Even if the full impact of the Wang Lijun scandal takes time to unfold—it could take months—it's a good morality tale for Chinese mandarins who think they can effectively censor and manipulate the nation’s netizens, now numbering 500 million (greater than the total EU population). On the one hand, Beijing urges government officials and departments to use microblogging for everything from debt collecting by the water authority in Nanjing to dispelling false rumors in Yunnan. Because many citizens turn to blogs as a forum for dissent, authorities also hope to nip unrest in the bud by monitoring Internet opinion.

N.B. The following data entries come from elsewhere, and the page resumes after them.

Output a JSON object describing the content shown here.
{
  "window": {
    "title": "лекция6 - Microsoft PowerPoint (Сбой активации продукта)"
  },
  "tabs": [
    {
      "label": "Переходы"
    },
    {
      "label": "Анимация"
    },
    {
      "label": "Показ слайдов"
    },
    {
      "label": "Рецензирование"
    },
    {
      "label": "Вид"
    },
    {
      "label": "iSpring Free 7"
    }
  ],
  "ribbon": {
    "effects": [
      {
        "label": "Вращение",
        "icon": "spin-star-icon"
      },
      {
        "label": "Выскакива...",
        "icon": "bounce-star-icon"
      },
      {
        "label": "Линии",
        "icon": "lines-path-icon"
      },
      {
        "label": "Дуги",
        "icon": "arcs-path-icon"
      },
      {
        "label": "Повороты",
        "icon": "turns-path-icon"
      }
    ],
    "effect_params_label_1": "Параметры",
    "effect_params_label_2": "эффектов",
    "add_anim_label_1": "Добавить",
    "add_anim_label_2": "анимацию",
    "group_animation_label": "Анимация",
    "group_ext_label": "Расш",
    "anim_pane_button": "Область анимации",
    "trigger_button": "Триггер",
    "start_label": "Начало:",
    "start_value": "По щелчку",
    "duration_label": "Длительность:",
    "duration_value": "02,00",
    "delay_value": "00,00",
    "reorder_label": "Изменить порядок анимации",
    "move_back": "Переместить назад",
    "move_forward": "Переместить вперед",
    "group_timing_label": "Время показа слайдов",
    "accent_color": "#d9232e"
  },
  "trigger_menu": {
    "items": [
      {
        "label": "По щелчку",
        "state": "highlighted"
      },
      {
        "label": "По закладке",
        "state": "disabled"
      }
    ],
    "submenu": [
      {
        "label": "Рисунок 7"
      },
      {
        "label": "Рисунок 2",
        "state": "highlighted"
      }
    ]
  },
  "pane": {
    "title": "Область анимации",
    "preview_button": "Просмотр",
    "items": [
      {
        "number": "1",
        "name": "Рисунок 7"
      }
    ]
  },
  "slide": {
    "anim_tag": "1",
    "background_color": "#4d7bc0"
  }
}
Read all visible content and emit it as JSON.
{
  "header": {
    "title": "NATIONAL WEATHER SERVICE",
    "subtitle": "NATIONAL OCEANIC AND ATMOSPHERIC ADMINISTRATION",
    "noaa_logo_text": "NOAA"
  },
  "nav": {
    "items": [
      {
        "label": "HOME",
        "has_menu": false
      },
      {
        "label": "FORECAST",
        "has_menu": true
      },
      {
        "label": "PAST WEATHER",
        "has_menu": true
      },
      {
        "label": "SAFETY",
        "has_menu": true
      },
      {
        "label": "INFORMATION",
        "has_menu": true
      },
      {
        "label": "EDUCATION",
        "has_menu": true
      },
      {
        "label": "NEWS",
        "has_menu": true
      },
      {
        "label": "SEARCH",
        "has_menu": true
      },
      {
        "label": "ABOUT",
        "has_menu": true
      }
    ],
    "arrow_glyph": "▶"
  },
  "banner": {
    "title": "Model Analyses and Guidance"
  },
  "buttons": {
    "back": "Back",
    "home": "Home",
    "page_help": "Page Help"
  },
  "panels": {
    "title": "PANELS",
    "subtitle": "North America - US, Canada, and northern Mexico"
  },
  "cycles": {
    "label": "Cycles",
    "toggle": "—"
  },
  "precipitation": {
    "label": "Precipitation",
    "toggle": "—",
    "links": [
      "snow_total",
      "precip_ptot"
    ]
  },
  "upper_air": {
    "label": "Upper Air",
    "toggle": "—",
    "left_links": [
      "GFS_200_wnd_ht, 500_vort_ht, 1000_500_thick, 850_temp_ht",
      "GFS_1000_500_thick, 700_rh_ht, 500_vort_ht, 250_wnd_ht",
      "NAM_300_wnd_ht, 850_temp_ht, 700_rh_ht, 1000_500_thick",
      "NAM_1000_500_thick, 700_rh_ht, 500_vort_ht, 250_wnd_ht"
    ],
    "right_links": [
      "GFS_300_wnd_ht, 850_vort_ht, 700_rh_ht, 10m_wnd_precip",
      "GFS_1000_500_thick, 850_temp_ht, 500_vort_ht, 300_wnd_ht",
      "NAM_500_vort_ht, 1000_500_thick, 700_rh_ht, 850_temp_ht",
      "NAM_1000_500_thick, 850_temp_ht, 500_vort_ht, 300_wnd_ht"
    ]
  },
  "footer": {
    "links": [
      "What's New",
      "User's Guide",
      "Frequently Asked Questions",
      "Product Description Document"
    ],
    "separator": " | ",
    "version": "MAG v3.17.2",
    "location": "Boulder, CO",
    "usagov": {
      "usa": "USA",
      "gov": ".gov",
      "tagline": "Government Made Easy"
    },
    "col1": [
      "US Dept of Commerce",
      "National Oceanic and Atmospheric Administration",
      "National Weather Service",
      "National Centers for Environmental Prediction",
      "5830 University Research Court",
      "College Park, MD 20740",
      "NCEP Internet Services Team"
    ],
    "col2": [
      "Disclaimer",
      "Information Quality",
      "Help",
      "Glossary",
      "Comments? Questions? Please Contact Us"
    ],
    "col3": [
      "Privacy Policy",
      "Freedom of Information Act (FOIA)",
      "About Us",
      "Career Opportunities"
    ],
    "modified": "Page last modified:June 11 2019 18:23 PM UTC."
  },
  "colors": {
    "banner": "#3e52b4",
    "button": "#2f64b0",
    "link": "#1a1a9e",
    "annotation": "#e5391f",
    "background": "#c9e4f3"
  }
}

Last month, a senior official urged authorities to “utilize blogs better” as a way to to provide information to citizens and improve transparency. (Another Global Times piece, relating a restaurant swindle exposed in social media, was headlined “Cover Ups No Longer Work in Weibo Era.”) Yet at the same time, official censors still try to block discussion of certain sensitive topics, and authorities have redoubled efforts to compel netizens to register using their real names, making it easier to match “subversive” comments with real people. Until officials aim for genuine transparency, their minimalist and Orwellian explanations for incidents such as Wang’s disappearance are bound to be ridiculed—and citizens will increasingly turn to the wild and woolly blogosphere to try to find out what’s really going on.